## [TASK DESCRIPTION]
Your answer should show every line of the material below that includes "badge".

## [LISTED ENTRIES]

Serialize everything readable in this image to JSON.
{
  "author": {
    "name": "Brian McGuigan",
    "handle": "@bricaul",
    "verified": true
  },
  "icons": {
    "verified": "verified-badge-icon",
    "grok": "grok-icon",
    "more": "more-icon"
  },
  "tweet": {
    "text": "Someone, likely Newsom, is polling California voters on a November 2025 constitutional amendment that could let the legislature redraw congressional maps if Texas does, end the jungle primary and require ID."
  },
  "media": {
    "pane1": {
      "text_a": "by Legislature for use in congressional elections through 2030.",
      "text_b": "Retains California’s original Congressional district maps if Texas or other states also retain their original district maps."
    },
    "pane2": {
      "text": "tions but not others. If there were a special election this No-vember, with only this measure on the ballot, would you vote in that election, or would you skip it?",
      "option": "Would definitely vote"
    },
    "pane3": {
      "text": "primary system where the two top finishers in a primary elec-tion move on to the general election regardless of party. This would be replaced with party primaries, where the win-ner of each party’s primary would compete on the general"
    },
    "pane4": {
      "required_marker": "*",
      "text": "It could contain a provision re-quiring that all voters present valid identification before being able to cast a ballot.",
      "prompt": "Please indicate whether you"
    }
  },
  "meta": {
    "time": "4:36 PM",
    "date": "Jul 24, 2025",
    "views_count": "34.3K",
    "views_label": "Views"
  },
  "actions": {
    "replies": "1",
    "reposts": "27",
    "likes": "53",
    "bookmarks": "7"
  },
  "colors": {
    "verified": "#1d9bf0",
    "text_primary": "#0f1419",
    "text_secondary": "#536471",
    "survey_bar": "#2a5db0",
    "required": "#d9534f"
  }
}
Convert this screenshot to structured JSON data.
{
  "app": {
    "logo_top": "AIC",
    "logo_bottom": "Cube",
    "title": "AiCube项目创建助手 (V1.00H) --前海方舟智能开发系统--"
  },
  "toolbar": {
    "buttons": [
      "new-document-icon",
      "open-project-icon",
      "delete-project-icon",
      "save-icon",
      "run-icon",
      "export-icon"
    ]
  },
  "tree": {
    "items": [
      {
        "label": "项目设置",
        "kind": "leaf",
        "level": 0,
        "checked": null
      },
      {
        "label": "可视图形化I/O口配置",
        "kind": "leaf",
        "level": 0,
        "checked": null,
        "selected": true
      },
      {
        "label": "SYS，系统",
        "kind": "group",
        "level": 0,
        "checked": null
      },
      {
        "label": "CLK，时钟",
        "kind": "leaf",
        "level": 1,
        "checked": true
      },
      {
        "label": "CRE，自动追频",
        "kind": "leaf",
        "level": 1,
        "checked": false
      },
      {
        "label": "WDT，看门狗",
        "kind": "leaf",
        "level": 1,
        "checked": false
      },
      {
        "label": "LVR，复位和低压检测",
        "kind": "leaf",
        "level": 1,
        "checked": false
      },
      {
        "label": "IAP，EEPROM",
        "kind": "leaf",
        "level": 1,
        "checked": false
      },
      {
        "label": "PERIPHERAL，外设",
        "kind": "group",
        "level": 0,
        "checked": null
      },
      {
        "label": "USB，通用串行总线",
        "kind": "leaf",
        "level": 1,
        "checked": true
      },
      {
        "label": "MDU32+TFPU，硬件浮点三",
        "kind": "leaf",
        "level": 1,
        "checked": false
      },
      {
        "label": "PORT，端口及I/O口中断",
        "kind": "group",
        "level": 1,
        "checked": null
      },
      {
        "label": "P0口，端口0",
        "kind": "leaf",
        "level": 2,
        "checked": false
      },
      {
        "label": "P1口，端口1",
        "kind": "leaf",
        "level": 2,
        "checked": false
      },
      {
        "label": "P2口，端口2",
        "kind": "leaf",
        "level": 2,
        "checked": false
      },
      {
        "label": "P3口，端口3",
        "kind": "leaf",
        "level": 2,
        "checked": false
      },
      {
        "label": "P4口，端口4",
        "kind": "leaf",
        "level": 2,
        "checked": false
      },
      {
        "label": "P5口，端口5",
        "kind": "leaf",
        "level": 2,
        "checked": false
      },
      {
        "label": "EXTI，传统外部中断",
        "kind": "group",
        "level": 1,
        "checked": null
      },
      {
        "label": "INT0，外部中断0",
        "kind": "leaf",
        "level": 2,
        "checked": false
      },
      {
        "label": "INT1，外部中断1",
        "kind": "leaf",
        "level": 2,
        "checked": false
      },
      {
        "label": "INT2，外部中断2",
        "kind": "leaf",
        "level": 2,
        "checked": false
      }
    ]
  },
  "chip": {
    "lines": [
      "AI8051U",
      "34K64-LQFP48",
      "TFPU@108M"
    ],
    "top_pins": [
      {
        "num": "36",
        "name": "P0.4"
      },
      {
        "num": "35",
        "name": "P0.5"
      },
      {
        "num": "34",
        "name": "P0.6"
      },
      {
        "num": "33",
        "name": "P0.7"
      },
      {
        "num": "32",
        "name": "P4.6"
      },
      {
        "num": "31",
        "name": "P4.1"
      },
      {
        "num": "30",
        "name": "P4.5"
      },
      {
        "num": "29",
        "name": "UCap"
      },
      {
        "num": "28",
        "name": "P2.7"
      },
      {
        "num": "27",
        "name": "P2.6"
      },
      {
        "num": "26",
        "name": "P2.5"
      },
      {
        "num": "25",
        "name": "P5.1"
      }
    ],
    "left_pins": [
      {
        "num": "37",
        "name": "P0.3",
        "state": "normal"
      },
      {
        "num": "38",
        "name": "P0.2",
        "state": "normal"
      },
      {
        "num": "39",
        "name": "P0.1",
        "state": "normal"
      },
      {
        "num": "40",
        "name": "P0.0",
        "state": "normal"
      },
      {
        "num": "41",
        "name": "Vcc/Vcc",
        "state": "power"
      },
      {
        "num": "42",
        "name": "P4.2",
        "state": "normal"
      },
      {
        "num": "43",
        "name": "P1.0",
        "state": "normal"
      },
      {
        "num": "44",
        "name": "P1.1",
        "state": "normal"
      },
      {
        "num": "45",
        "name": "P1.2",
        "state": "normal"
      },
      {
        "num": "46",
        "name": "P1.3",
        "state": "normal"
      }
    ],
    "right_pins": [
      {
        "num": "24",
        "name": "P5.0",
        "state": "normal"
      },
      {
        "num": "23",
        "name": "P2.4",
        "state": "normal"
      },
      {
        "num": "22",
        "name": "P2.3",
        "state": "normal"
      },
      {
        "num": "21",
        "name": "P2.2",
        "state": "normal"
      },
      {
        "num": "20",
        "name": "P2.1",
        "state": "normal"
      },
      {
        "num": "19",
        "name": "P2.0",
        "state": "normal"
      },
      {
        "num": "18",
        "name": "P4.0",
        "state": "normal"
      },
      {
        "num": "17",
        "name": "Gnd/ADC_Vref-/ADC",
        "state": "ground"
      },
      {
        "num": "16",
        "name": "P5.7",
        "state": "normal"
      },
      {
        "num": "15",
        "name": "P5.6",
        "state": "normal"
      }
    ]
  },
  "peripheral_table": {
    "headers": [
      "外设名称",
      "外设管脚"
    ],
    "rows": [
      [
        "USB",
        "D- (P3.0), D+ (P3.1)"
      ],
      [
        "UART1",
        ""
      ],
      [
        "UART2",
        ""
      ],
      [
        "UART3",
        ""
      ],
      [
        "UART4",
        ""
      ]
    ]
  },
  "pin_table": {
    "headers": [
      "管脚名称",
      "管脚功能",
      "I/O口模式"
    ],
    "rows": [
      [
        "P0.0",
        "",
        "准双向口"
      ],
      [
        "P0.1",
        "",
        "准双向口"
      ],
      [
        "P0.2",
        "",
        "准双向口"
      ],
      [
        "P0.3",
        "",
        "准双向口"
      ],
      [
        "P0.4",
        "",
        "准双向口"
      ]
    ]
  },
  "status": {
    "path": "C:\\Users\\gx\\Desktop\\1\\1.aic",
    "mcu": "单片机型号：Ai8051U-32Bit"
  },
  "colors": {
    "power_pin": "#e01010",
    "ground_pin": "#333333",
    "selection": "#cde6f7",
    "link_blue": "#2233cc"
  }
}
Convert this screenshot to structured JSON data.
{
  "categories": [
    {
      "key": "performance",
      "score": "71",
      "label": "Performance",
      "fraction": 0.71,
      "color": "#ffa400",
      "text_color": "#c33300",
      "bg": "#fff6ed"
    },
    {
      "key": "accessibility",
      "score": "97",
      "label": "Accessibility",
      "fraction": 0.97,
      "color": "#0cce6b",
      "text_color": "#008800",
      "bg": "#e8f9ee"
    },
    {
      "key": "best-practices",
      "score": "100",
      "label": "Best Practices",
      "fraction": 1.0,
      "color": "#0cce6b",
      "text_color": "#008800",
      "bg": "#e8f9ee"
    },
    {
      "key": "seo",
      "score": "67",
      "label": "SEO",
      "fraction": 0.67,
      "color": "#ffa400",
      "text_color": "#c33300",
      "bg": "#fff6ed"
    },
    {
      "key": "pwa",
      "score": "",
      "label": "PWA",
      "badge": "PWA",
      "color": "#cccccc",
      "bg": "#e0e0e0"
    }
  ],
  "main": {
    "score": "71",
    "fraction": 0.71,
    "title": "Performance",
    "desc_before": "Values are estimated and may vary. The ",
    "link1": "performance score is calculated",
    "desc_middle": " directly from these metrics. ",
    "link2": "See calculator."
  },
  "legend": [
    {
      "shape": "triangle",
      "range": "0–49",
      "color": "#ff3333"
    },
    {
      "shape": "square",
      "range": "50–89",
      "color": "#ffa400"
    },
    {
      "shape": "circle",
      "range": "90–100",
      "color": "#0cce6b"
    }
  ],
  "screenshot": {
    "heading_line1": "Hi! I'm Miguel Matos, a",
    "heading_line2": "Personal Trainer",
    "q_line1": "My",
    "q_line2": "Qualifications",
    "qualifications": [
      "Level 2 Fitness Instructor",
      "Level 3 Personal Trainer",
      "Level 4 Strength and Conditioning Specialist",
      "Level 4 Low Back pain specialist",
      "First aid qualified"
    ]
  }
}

## [RESPONSE FOR THIS EXERCISE]
    "verified": "verified-badge-icon",
      "badge": "PWA",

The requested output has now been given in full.